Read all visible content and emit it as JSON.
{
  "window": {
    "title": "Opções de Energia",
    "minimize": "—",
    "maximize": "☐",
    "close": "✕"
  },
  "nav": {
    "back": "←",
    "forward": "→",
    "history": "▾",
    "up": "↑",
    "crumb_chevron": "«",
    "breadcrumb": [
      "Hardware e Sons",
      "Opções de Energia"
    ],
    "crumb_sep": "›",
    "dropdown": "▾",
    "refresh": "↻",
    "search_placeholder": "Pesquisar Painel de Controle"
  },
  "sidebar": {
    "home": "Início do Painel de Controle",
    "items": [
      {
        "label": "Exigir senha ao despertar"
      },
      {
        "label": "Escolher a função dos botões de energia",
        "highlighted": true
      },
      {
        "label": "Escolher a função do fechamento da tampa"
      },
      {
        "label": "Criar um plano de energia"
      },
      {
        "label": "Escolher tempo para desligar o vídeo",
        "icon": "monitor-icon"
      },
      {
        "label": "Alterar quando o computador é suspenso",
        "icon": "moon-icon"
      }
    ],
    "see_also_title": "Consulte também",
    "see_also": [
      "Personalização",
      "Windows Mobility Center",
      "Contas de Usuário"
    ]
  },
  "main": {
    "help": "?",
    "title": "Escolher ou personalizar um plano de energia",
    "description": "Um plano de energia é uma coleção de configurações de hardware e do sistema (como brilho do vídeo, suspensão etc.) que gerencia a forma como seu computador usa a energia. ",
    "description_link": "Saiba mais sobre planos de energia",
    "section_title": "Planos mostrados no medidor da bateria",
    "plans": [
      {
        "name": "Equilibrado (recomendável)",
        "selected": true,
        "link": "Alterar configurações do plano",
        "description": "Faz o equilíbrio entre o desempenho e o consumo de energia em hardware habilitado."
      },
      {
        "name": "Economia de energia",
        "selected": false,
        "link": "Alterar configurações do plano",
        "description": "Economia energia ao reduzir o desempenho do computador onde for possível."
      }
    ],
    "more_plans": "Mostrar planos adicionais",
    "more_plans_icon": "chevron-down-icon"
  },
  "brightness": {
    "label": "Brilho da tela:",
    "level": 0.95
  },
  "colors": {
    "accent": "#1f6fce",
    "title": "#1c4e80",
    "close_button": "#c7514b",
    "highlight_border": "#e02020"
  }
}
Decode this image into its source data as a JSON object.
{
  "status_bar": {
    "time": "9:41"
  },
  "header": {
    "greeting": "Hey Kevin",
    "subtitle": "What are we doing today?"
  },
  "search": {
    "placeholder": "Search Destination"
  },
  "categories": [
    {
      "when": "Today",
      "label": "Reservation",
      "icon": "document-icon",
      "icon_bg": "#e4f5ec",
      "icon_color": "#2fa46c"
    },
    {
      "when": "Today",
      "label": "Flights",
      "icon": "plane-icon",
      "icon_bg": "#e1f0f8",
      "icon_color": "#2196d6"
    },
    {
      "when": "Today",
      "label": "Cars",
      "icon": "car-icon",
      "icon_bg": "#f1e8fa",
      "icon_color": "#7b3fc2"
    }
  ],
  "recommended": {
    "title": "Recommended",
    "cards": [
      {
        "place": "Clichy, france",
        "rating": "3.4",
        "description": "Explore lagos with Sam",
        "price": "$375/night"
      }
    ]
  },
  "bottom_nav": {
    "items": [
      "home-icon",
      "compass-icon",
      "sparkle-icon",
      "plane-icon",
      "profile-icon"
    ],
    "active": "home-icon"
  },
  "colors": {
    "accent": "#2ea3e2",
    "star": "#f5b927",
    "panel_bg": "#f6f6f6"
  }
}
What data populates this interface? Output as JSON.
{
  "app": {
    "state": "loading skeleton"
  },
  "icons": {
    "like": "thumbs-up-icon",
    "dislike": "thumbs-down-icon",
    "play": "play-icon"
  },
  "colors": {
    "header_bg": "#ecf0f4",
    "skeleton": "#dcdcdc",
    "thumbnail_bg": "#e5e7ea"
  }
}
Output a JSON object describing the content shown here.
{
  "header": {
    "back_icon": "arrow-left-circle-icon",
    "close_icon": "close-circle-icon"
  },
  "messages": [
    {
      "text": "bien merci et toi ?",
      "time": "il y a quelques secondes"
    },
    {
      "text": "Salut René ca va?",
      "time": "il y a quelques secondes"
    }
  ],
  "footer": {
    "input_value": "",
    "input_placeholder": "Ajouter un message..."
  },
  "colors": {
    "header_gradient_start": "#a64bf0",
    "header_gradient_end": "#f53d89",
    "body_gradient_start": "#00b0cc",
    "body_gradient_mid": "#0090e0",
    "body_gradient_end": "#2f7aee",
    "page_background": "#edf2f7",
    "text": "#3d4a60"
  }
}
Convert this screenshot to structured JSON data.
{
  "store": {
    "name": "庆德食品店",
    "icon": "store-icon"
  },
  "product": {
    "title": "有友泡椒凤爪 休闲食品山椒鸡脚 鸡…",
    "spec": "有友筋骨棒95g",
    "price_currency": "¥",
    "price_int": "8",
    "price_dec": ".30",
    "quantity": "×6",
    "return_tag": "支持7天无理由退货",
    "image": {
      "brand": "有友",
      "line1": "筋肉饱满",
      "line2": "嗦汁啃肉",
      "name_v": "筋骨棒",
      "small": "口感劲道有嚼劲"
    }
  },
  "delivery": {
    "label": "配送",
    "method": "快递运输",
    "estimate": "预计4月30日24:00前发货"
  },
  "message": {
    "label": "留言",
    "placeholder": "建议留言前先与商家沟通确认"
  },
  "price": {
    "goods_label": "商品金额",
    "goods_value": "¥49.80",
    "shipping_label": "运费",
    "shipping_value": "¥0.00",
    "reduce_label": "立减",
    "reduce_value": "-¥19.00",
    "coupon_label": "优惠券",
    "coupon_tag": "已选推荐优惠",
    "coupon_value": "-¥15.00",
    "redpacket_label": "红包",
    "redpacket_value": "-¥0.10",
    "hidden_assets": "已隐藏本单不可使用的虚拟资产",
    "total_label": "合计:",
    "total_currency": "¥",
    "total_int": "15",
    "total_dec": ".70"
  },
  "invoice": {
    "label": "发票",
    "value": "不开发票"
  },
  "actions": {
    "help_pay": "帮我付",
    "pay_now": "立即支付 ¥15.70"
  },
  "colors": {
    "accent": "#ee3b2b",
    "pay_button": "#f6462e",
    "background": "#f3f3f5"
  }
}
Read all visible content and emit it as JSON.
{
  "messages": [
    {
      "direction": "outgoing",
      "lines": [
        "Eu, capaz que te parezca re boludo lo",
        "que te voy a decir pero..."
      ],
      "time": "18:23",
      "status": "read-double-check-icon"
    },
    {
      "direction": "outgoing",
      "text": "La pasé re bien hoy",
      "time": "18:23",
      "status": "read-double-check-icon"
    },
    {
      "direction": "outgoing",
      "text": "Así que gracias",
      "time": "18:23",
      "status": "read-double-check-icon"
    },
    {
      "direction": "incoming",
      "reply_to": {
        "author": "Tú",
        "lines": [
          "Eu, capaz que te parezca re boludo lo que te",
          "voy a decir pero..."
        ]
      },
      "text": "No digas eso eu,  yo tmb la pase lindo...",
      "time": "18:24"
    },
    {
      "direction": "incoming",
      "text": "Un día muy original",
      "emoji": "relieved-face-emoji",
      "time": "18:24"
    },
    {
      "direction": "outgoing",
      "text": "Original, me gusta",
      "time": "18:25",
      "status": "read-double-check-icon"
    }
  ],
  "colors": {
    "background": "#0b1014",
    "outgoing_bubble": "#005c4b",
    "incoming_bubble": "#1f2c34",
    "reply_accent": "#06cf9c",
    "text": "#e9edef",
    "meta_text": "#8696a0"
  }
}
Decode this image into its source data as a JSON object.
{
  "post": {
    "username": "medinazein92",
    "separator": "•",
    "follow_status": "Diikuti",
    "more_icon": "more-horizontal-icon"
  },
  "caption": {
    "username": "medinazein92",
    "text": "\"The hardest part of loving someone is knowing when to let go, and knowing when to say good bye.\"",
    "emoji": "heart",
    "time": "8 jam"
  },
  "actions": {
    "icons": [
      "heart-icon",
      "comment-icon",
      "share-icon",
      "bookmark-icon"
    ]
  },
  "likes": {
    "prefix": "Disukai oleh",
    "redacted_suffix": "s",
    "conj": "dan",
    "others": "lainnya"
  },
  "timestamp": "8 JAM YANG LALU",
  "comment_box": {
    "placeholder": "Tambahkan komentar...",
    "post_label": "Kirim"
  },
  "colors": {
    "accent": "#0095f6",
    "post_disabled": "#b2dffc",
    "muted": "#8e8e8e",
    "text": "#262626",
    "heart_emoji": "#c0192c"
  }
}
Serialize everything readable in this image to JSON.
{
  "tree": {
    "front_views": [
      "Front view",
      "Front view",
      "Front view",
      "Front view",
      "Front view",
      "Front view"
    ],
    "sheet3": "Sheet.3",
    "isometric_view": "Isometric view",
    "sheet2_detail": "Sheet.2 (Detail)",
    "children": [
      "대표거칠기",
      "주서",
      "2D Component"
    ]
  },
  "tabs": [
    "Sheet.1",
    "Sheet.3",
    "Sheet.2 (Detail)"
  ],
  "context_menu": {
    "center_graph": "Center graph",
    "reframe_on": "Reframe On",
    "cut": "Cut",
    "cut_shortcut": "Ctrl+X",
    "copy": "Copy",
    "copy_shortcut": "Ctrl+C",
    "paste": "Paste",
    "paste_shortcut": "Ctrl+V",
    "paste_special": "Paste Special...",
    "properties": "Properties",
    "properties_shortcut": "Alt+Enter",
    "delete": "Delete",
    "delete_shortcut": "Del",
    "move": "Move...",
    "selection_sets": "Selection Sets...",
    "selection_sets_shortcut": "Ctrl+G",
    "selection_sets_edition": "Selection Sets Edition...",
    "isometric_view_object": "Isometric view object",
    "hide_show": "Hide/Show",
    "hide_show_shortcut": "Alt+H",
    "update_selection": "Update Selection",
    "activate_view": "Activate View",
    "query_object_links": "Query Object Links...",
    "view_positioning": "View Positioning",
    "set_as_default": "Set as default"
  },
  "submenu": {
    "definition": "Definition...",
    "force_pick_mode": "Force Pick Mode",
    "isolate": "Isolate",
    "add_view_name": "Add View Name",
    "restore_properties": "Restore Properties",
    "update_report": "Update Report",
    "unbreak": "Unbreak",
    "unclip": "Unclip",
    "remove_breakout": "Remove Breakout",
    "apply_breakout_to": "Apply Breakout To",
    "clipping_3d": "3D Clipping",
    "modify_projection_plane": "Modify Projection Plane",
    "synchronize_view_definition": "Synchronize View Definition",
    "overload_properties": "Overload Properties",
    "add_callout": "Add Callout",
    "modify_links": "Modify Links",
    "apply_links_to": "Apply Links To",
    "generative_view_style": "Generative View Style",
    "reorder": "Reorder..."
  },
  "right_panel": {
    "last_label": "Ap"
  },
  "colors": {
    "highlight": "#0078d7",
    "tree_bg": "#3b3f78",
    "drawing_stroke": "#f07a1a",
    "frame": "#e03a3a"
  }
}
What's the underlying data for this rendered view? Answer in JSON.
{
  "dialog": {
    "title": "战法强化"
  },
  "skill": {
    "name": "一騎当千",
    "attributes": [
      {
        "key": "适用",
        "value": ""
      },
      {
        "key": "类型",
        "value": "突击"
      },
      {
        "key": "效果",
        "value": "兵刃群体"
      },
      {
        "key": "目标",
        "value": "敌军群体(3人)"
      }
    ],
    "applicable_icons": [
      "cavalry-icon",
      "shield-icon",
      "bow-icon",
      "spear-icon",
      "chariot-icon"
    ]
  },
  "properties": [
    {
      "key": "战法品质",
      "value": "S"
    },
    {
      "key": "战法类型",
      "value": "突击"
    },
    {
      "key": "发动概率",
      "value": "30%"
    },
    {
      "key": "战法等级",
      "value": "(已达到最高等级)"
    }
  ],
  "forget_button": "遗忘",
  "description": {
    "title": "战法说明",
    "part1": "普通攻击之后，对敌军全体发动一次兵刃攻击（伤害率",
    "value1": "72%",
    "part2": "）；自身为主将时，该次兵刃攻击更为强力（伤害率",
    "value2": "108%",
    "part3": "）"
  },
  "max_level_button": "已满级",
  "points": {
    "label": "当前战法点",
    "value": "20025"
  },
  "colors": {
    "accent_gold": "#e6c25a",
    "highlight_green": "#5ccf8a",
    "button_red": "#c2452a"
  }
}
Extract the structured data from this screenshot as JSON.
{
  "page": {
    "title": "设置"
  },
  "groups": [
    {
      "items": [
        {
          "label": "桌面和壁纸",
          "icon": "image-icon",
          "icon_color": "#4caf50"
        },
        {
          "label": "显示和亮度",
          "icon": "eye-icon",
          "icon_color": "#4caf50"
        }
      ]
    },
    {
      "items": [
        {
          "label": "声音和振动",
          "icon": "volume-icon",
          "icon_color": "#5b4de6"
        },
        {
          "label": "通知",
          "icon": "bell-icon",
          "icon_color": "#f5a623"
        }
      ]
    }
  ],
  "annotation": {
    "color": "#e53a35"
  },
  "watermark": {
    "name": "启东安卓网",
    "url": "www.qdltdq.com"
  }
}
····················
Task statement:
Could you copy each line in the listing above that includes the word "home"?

Answer to this exercise:
    "home": "Início do Painel de Controle",
      "home-icon",
    "active": "home-icon"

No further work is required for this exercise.